As a Disabled Person, I Rarely See People Like Me on TV

19/01/2016 20:41 | Updated 19 January 2016

It's not often that I get to talk publicly about hunky actors like Idris Elba as part of my day job. So today I am jumping on the opportunity.

In an event in Parliament organised by Channel 4 this week, the Luther star called for greater diversity in the media, both in front of and behind the camera.

In an interview with the Guardian ahead of the event, Elba said that as a black British male he got into acting: "Because I never saw myself on TV, I stopped watching TV. Instead I decided to just go out and become TV."

I feel the same way as Elba. Because as a disabled person, I rarely see "people like me" on television or in the media either.

There are too few disabled people on television

The numbers speak for themselves. There are 11million disabled people living in Britain today. Yet just 2.5% of people on screen are disabled.

It's not only an issue of quantity. Quality is also a big concern. The sad truth is that where dramas do involve a disabled character, storylines tend to focus disproportionately on a character's impairment, or portray disability as a negative issue.

It is very rare to see roles like that of Walt Jnr in Breaking Bad (played by another hunky actor and Scope supporter RJ Mitte), whose cerebral palsy was incidental to the series' storyline.

With not enough actors being given the opportunity to develop their skills, disabled roles are also often given to non-disabled but more experienced actors. Think Eddie Redmayne as Stephen Hawkins or Charlize Theron in Mad Max.

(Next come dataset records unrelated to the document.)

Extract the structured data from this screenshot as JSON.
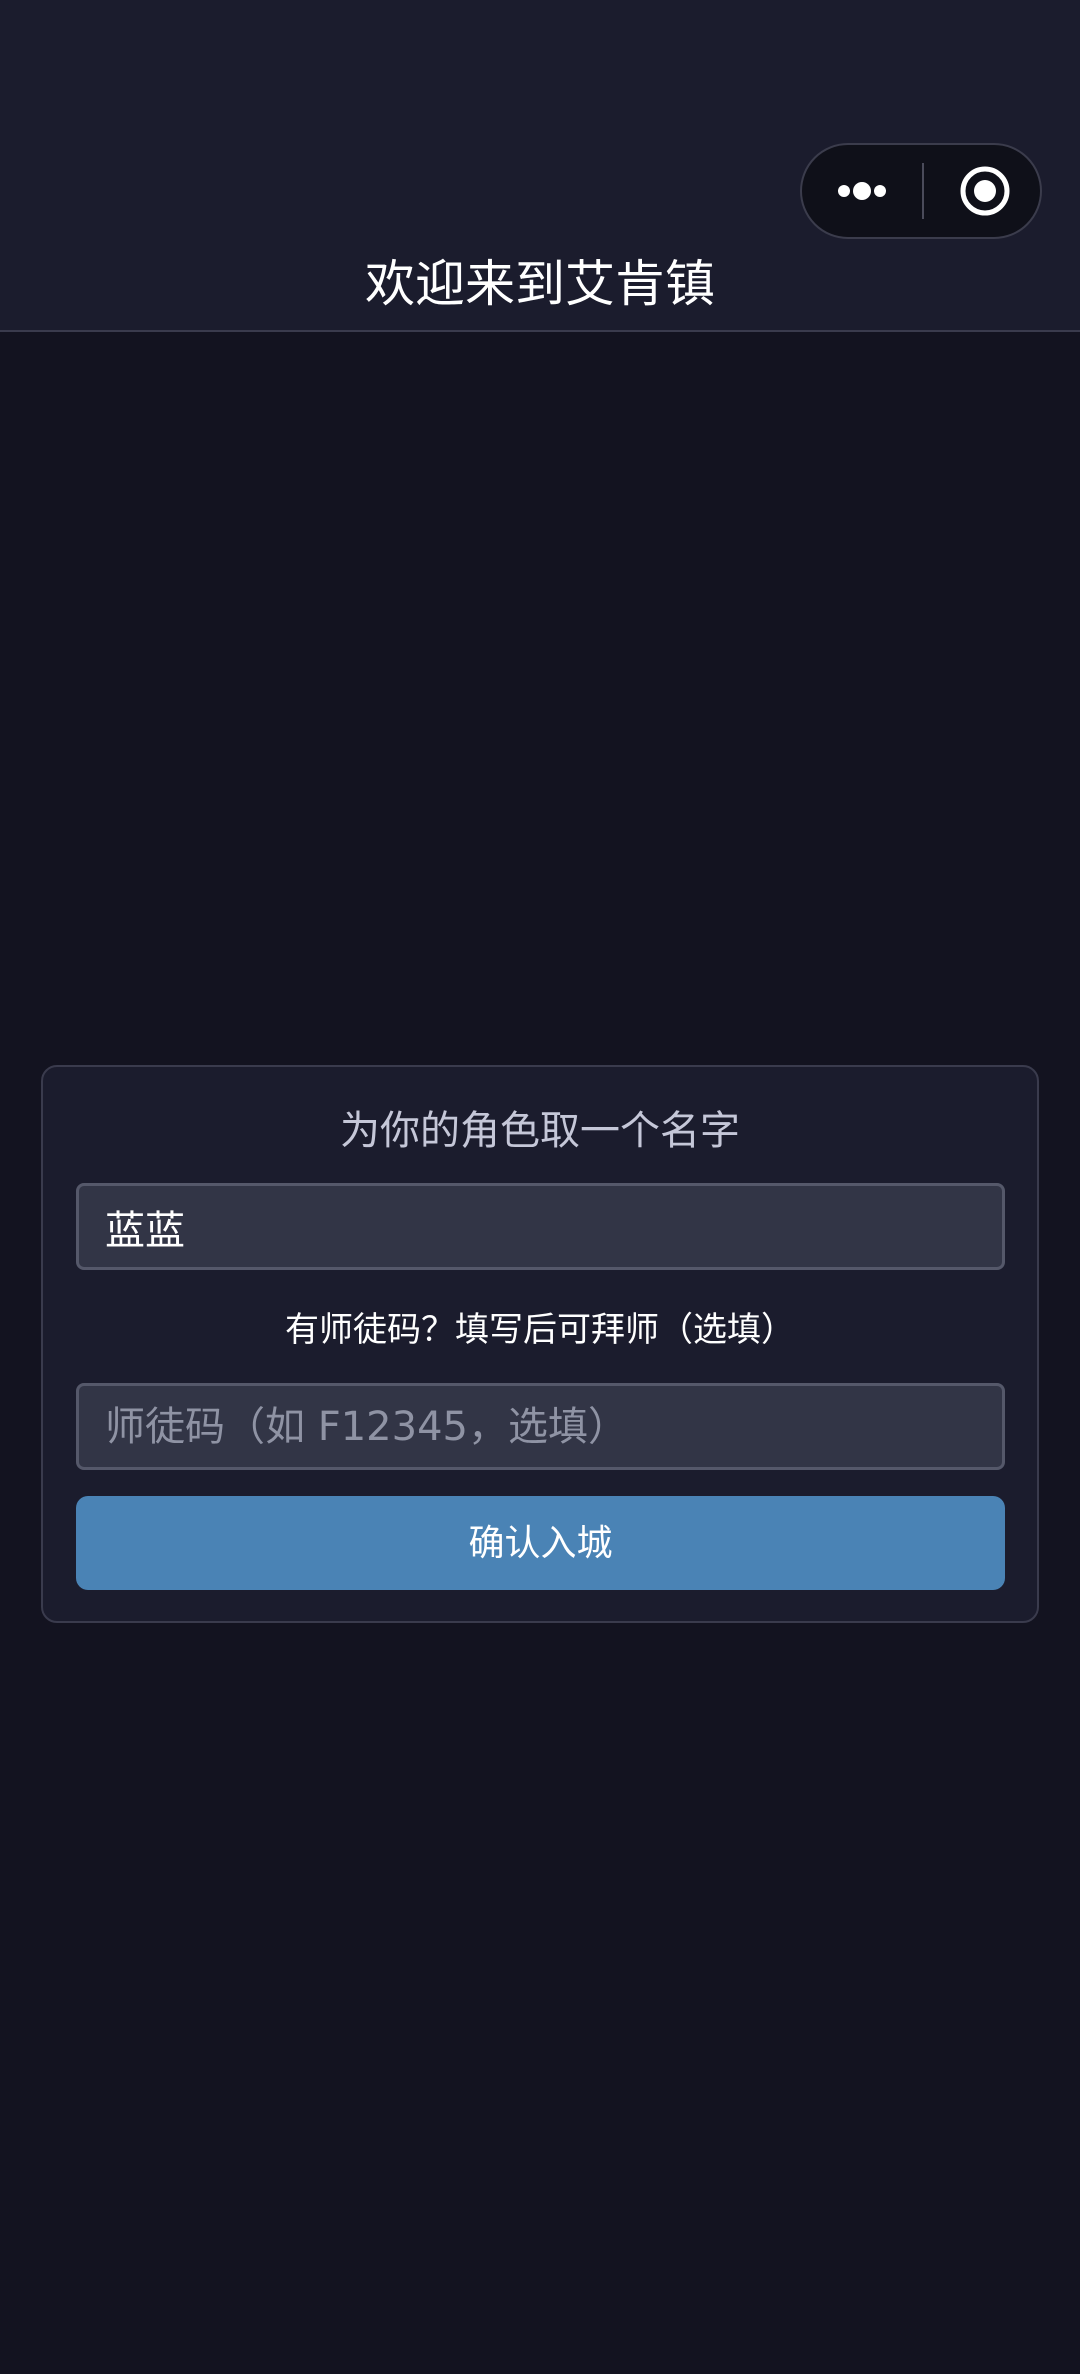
{
  "header": {
    "title": "欢迎来到艾肯镇",
    "capsule": {
      "more_icon": "more-dots-icon",
      "close_icon": "target-circle-icon"
    }
  },
  "form": {
    "name_prompt": "为你的角色取一个名字",
    "name_value": "蓝蓝",
    "mentor_hint": "有师徒码？填写后可拜师（选填）",
    "mentor_code_placeholder": "师徒码（如 F12345，选填）",
    "mentor_code_value": "",
    "confirm_label": "确认入城"
  },
  "colors": {
    "page_bg": "#131320",
    "header_bg": "#1b1c2d",
    "card_bg": "#1b1c2d",
    "input_bg": "#323546",
    "accent": "#4a83b5"
  }
}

Actress Julie Fernandez has observed that too little has changed for disabled actors since she first joined the El Dorado cast back in 1992. Blogging on the Huffington Post, she says that while it would not be seen as acceptable today for white actors to play black characters, no one in the industry blinks an eyelid about people pretending to be disabled.

I would tend to agree with theologian Adrian Hilton that "the essential art of acting consists in being that which one is not: the shy man pretends to be debonair; the arrogant man feigns humility."

But if it's all about pretending, then everyone needs to be given an equal shot at pretense. A disabled Romeo, anyone?

Either way, the obvious solution is for us to better understand and address the barriers to disabled actors entering the profession.

Broadcasters are addressing the diversity issue

Channel 4's announcement this week that it will commit to doubling the number of disabled people appearing in its 20 most high-profile, shows such as Googlebox and Hollyoaks, is therefore a real step forward.

Channel 4 has led the way in getting more disabled people on screen and behind the scenes. Shows like The Last Leg have seen their stars Alex Brooker and Adam Hills become household names.

I can only imagine the positive impact that seeing a disabled presenter on a popular Friday night comedy show can have on the self-esteem and confidence of a young disabled viewer.

And this is why it is so important.

We can shift attitudes to disability

Nine in 10 disabled people believe that more disabled people in the media would improve attitudes to disability.

And attitudes do need to change. Scope's research for our End the Awkward campaign shows that two-thirds of people admit to feeling awkward about disability - and as a result they panic or avoid contact altogether.

Imagine the changes that would take place in British society if disabled characters and stars appeared in the top chat shows, soaps and dramas. And as experts, presenters and commentators on Channel 4 News and Newsnight.

It would make disability so much more familiar. And would make disabled people feel what they should - that we are just a normal part of modern Britain.